Work to be completed >>
Could you extract every entry below and reproduce it exactly?

Data for processing >>
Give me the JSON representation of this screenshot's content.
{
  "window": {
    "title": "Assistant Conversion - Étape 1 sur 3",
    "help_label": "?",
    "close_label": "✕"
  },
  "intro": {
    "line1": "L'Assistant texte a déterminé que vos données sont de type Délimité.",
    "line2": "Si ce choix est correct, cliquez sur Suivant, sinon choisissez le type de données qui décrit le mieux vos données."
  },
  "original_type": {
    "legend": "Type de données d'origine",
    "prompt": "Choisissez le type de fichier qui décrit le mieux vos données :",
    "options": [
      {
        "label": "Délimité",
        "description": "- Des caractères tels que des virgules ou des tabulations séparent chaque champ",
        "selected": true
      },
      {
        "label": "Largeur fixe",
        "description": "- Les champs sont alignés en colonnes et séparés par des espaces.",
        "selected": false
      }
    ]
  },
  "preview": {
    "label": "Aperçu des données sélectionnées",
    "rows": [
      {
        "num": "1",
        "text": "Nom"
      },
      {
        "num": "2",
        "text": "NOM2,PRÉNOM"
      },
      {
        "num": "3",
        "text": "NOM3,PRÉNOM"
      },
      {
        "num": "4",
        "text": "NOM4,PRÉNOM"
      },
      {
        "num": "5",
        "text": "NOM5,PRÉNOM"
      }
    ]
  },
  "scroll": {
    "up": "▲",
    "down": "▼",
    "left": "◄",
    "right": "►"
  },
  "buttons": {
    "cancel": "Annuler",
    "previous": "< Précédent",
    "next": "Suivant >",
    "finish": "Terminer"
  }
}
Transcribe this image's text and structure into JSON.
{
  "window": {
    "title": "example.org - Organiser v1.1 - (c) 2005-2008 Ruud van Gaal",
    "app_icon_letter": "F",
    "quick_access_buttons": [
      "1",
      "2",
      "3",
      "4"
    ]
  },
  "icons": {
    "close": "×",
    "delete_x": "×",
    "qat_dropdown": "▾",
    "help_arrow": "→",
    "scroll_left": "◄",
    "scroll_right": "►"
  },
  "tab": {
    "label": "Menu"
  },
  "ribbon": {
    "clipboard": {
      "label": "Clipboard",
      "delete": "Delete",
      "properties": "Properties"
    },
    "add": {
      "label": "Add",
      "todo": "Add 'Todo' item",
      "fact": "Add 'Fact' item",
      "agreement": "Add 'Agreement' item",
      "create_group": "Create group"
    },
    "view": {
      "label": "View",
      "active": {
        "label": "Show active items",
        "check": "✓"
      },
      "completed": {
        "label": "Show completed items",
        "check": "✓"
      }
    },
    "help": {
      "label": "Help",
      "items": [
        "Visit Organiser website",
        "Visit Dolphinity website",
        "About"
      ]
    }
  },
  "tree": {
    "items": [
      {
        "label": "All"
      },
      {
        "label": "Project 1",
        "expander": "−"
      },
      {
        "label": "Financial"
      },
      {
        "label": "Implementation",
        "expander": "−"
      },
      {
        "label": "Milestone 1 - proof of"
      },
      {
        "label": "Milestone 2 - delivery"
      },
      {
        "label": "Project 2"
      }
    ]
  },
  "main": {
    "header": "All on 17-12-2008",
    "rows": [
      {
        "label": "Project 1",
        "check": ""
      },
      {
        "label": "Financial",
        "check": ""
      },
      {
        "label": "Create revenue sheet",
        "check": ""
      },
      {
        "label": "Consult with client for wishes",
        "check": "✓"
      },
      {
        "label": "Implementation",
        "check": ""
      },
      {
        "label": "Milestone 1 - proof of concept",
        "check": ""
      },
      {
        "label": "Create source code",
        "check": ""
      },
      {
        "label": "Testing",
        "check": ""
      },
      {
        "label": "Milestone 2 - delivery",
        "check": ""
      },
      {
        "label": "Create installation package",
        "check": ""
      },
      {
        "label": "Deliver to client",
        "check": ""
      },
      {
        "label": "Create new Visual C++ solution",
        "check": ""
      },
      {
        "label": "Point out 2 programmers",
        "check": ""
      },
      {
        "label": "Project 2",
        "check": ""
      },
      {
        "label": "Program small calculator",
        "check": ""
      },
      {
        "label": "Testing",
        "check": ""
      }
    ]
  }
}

Output of the task >>
Give me the JSON representation of this screenshot's content.
{
  "window": {
    "title": "Assistant Conversion - Étape 1 sur 3",
    "help_label": "?",
    "close_label": "✕"
  },
  "intro": {
    "line1": "L'Assistant texte a déterminé que vos données sont de type Délimité.",
    "line2": "Si ce choix est correct, cliquez sur Suivant, sinon choisissez le type de données qui décrit le mieux vos données."
  },
  "original_type": {
    "legend": "Type de données d'origine",
    "prompt": "Choisissez le type de fichier qui décrit le mieux vos données :",
    "options": [
      {
        "label": "Délimité",
        "description": "- Des caractères tels que des virgules ou des tabulations séparent chaque champ",
        "selected": true
      },
      {
        "label": "Largeur fixe",
        "description": "- Les champs sont alignés en colonnes et séparés par des espaces.",
        "selected": false
      }
    ]
  },
  "preview": {
    "label": "Aperçu des données sélectionnées",
    "rows": [
      {
        "num": "1",
        "text": "Nom"
      },
      {
        "num": "2",
        "text": "NOM2,PRÉNOM"
      },
      {
        "num": "3",
        "text": "NOM3,PRÉNOM"
      },
      {
        "num": "4",
        "text": "NOM4,PRÉNOM"
      },
      {
        "num": "5",
        "text": "NOM5,PRÉNOM"
      }
    ]
  },
  "scroll": {
    "up": "▲",
    "down": "▼",
    "left": "◄",
    "right": "►"
  },
  "buttons": {
    "cancel": "Annuler",
    "previous": "< Précédent",
    "next": "Suivant >",
    "finish": "Terminer"
  }
}
Transcribe this image's text and structure into JSON.
{
  "window": {
    "title": "example.org - Organiser v1.1 - (c) 2005-2008 Ruud van Gaal",
    "app_icon_letter": "F",
    "quick_access_buttons": [
      "1",
      "2",
      "3",
      "4"
    ]
  },
  "icons": {
    "close": "×",
    "delete_x": "×",
    "qat_dropdown": "▾",
    "help_arrow": "→",
    "scroll_left": "◄",
    "scroll_right": "►"
  },
  "tab": {
    "label": "Menu"
  },
  "ribbon": {
    "clipboard": {
      "label": "Clipboard",
      "delete": "Delete",
      "properties": "Properties"
    },
    "add": {
      "label": "Add",
      "todo": "Add 'Todo' item",
      "fact": "Add 'Fact' item",
      "agreement": "Add 'Agreement' item",
      "create_group": "Create group"
    },
    "view": {
      "label": "View",
      "active": {
        "label": "Show active items",
        "check": "✓"
      },
      "completed": {
        "label": "Show completed items",
        "check": "✓"
      }
    },
    "help": {
      "label": "Help",
      "items": [
        "Visit Organiser website",
        "Visit Dolphinity website",
        "About"
      ]
    }
  },
  "tree": {
    "items": [
      {
        "label": "All"
      },
      {
        "label": "Project 1",
        "expander": "−"
      },
      {
        "label": "Financial"
      },
      {
        "label": "Implementation",
        "expander": "−"
      },
      {
        "label": "Milestone 1 - proof of"
      },
      {
        "label": "Milestone 2 - delivery"
      },
      {
        "label": "Project 2"
      }
    ]
  },
  "main": {
    "header": "All on 17-12-2008",
    "rows": [
      {
        "label": "Project 1",
        "check": ""
      },
      {
        "label": "Financial",
        "check": ""
      },
      {
        "label": "Create revenue sheet",
        "check": ""
      },
      {
        "label": "Consult with client for wishes",
        "check": "✓"
      },
      {
        "label": "Implementation",
        "check": ""
      },
      {
        "label": "Milestone 1 - proof of concept",
        "check": ""
      },
      {
        "label": "Create source code",
        "check": ""
      },
      {
        "label": "Testing",
        "check": ""
      },
      {
        "label": "Milestone 2 - delivery",
        "check": ""
      },
      {
        "label": "Create installation package",
        "check": ""
      },
      {
        "label": "Deliver to client",
        "check": ""
      },
      {
        "label": "Create new Visual C++ solution",
        "check": ""
      },
      {
        "label": "Point out 2 programmers",
        "check": ""
      },
      {
        "label": "Project 2",
        "check": ""
      },
      {
        "label": "Program small calculator",
        "check": ""
      },
      {
        "label": "Testing",
        "check": ""
      }
    ]
  }
}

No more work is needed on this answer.